As a baseball fan, I was thrilled when my first opportunity to try out Shutterstock’s On The Red Carpet program was to cover two nationally-televised baseball games – Games 3 and 4 of the National League Division Series.
The Colorado Rockies had an abysmal start to the season. After a mid-season manager change, the team made a miraculous turnaround and by season’s end, they owned the Wild Card spot for the National League.
I rented a 200-400mm lens to use for the games. If you don’t own a long lens and you plan to cover a sporting event like this, I would strongly recommend renting one as well. It enables you to get closer to the action. Using my monopod, my equipment was very mobile, and I mostly shot with the 200-400mm lens for both games. I also carried my backup camera with a 17-55mm 2.8 lens.
Game 3 was scheduled in Denver for October 10th. A cold front through Colorado called for temperatures to hover in the teens by game time. By midday, the National League announced that Game 3 would be delayed one day.
That was welcome news. I had visions of frozen fingers trying to photograph the game.
The next day, the temperature had “soared” to 35 degrees by the time the first pitch was thrown, setting a new record for the coldest Division Series game. With a start time of 8:07 p.m., temperatures were only bound to get colder. After setting yet another record -the longest Division Series game, at four hours and six minutes, the game-ending temperatures had dipped into the twenties.
With the help of Aisia Williams at Shutterstock, I received credentials that allowed me to access the field prior to the start of both games. By game time I was sitting in the photographers’ pit next to the Rockies’ dugout. I quickly figured out the “protocol” for photographers. Row 1 of the photography area was clearly reserved for the “big names” like Sports Illustrated, AP, UPI, and so forth. The next level was mainly for the TV cameras but had a spot for two photographers, one of which I claimed. Shortly after, two “regulars” arrived and their stares told me I was in “their” spot. Not wanting to be sent to the photographers’ area in the concourse, I moved up to the third and final level of the pit area. There I was safe; sitting next to the TBS on-field announcer, I had my spot.

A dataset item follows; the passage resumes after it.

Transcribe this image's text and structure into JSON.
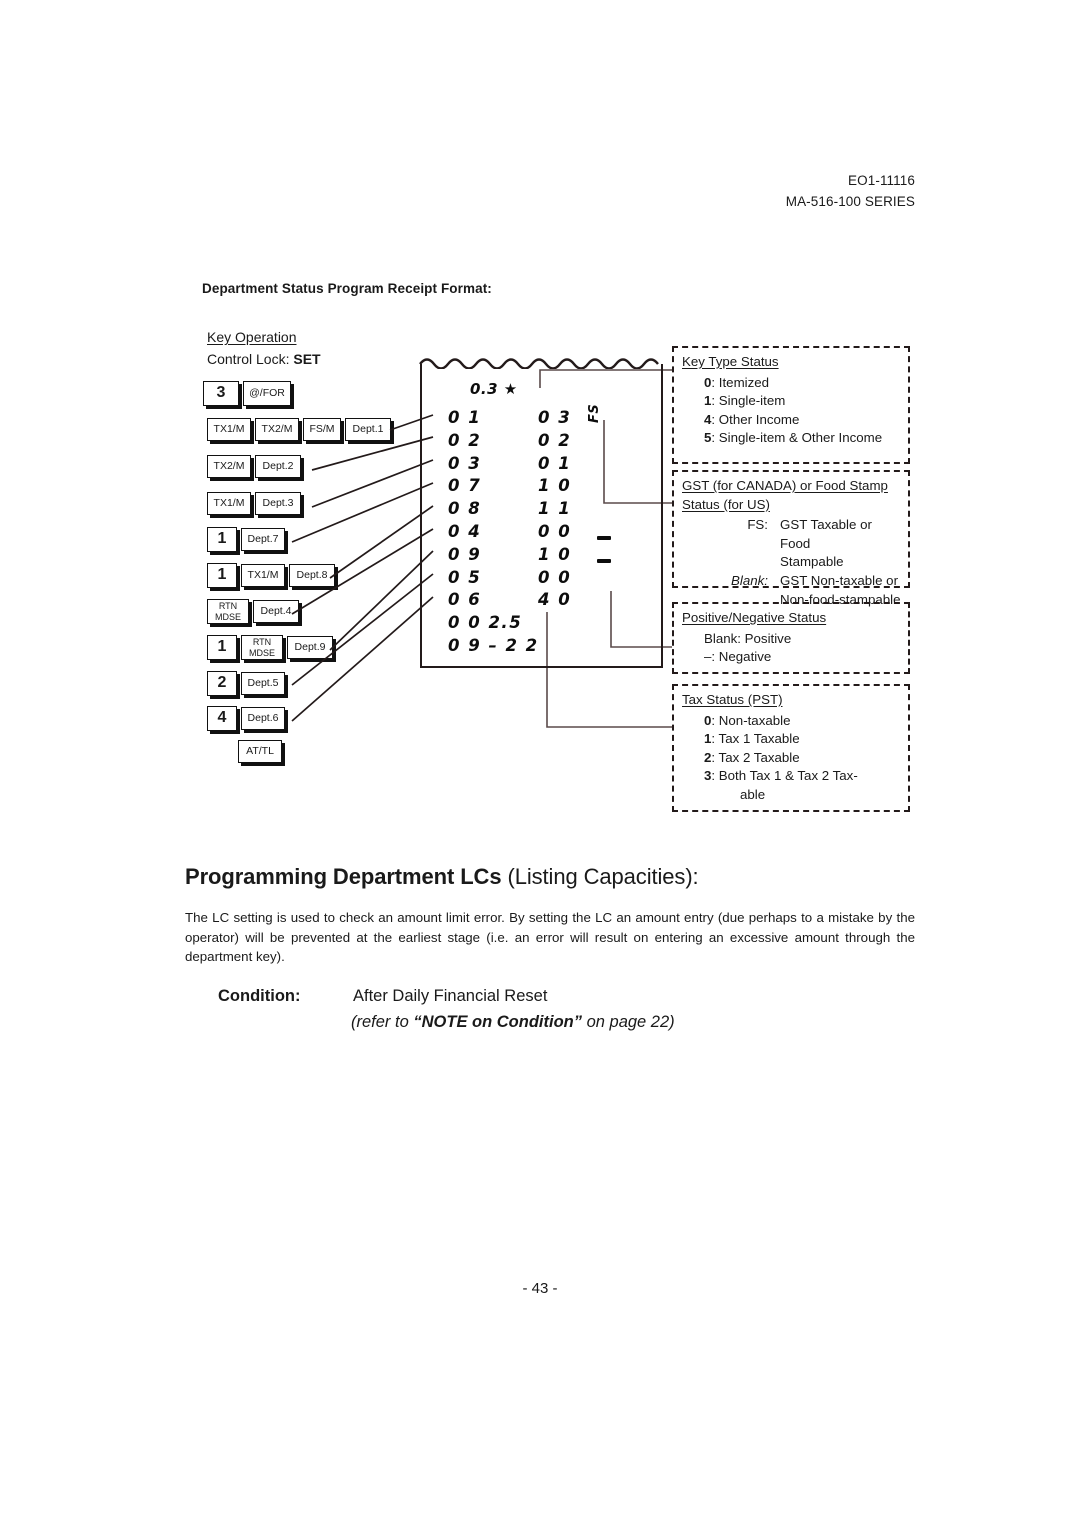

With a start time at 4:30 p.m., and temperatures in the mid-forties, the conditions for both playing baseball and shooting pictures had considerably improved. I secured my same seat in the photographers’ pit as the night before. It was a good thing I did, as there was an additional TV camera and photographer in the pit area. Although I was as close to the field as the players in the dugout, I found my seat for the “rookie sports photographer” not without difficulties. With two photographers standing in front of me and a continually turning TV camera, I found it a challenge just deciding where to focus and finding an open spot to shoot.
The on-field experience was terrific. I was able to capture players in a very relaxed state and get some great close-ups you would not normally have without being on the field. Pre-game warm-ups brought old friends together from both teams. It was difficult to imagine that by game time, there would be no love lost between them.
Unfortunately for those of us in Colorado, the Rockies found themselves playing their last game of the year by Game 4. After a wild late-game rally to take the lead and seemingly force the series back to Philadelphia, they lost in the ninth inning.
There could have been nothing worse for the players and fans than to have to watch the on-field celebration of the Phillies on the Rockies’ home turf. I suppose that embosses the old saying, “the thrill of victory and the agony of defeat.”
All in all it was a once-in-a-lifetime experience. I had my “Sports Illustrated” shot of Dexter Fowler leaping over the Phillies’ second baseman. I am already looking ahead to working with On The Red Carpet for other events coming up in Denver.